A Protected Cell Company (PCC) is a single company with individual parts, known as cells, which are kept separate from each other. Each cell is only liable for its own debts and not for the debts of any other cell within the company. The provisions of the Companies Ordinance apply in relation to a protected cell company (subject to the provisions of the PCC Ordinance, and unless the context requires otherwise).
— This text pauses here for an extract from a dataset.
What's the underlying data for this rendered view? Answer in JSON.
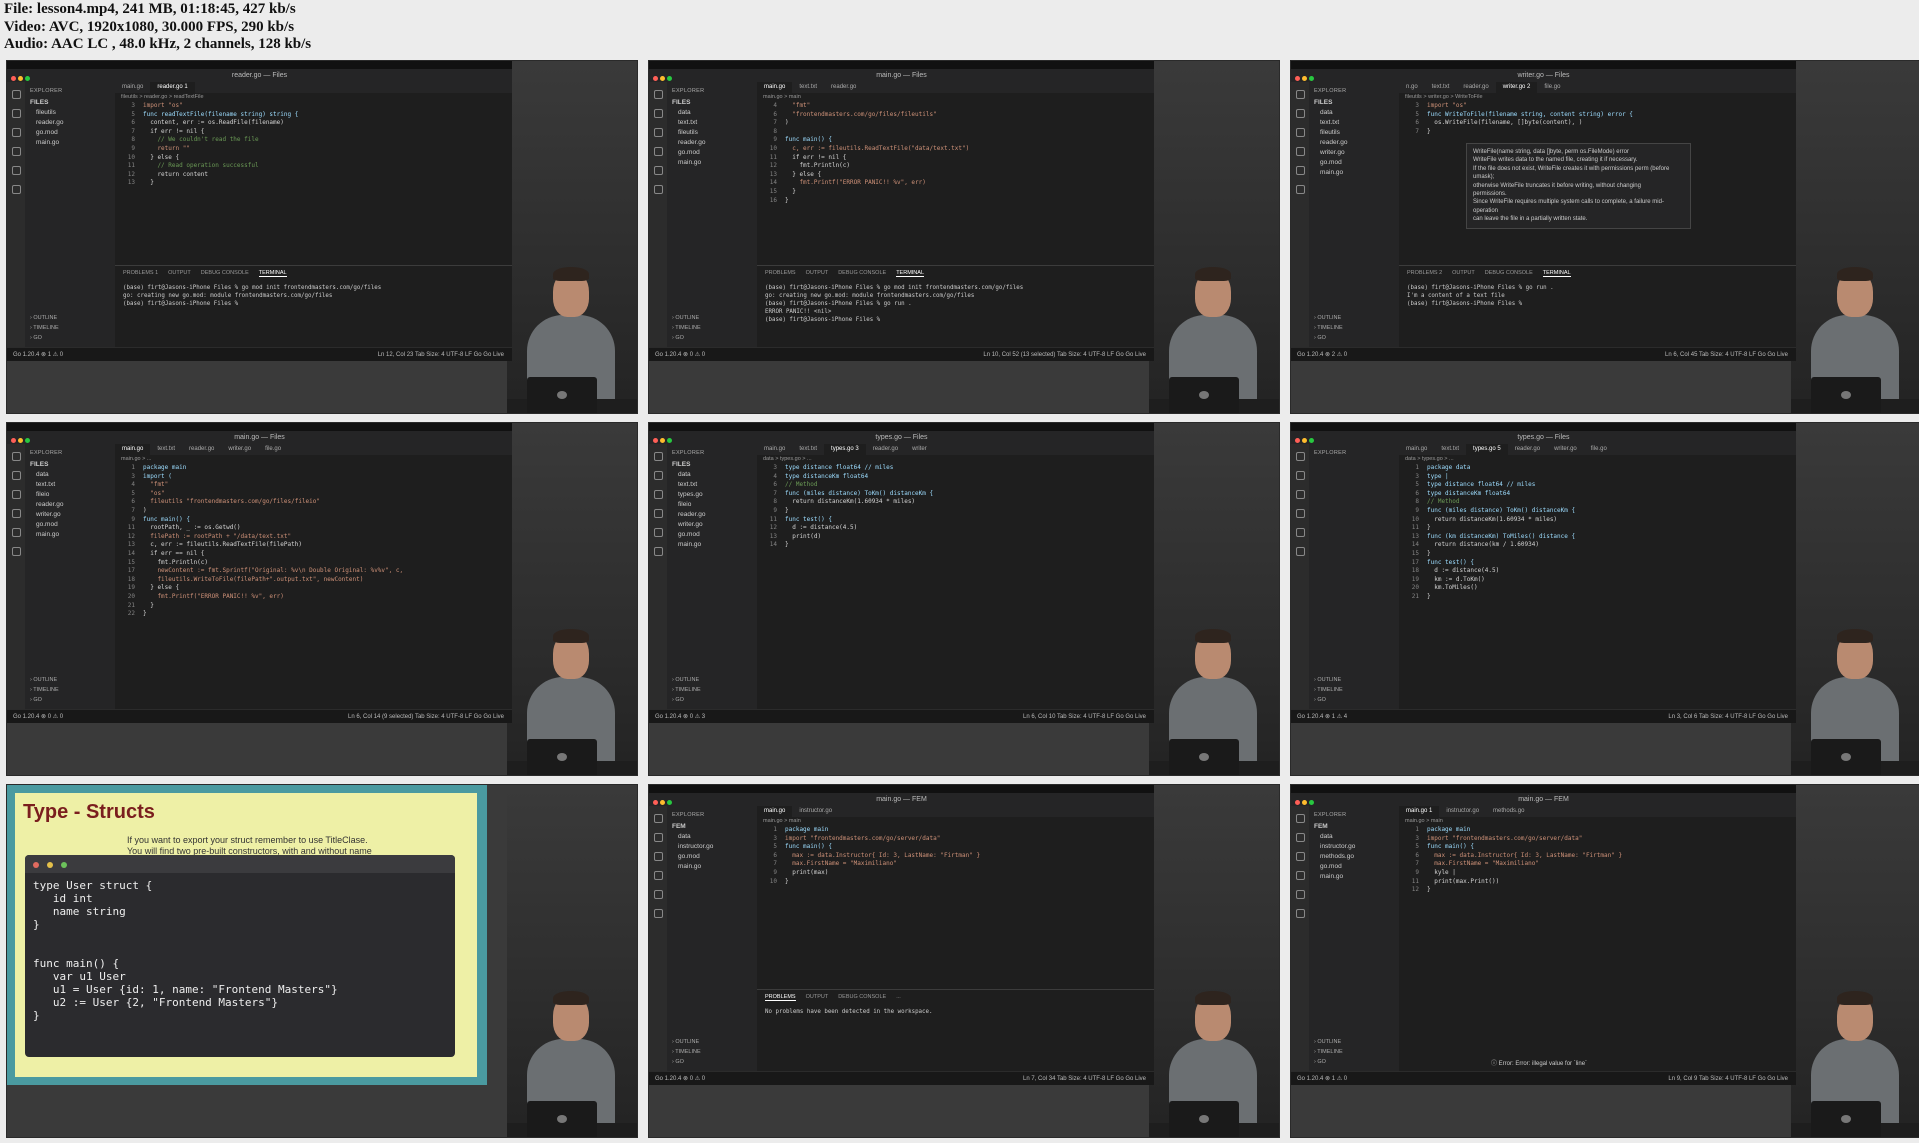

A company may be either incorporated as a PCC, or converted, if so authorised by its articles, into a PCC. A protected cell company is a single legal person, and the creation by a PCC of a cell does not create, in respect of that cell, a legal person separate from the company. A protected cell company must state that it is one, i.e. the name of the PCC must include "Protected Cell", "PCC", or any cognate expression approved in writing by the Registrar. The memorandum of a PCC shall state that it is such, and each cell shall have its own distinct name or designation.

There is a duty on the directors to keep the assets of each cell separately identifiable as follows:

  1. to keep cellular assets separate and separately identifiable from non-cellular assets; and
  2. to keep cellular assets attributable to each cell separate and separately identifiable from cellular assets attributable to other cells.

Directors may "cause or permit" cellular and non-cellular assets to be held by or through a nominee, or by a company whose shares and capital interests may be cellular assets, non-cellular assets, or a combination of both. Such assets may be collectively invested, or collectively managed by an investment manager, provided that the assets in question remain separately identifiable.

The rights of creditors are limited to the assets of the cell of which they are creditors.

A PCC can create and issue shares ("cell shares") in respect of any of its cells. The proceeds of the issue ("cell share capital") are comprised in the cellular assets attributable to the cell in respect of which the cell shares are issued. A protected cell company may pay a cellular dividend. Except in the case of a PCC which is authorised by the Financial Services Commissioner as a collective investment scheme, and which is redeeming units or shares in accordance with its scheme particulars, no reduction of cell share capital may be made without an order of the Court.

Insurance Companies, Collective Investment Schemes And Securitisation

A company which is a Gibraltar insurer as defined in Section 2 of the Insurance Companies Ordinance, or a collective investment scheme authorised under the Financial Services Ordinance 1989 must obtain the consent of the Financial Services Commissioner before becoming a PCC.

In the case of securitisation companies not requiring a licence under the Financial Services Ordinances 1989 or 1998 established principally for the purposes of issuing bonds, notes or other debt securities or instruments, secured or unsecured, in respect of which the repayment of capital and interest is to be funded from the company’s investments, consent must be sought from the Finance Centre Director.

The content of this article does not constitute legal advice and should not be relied on in that way. Specific advice should be sought about your specific circumstances.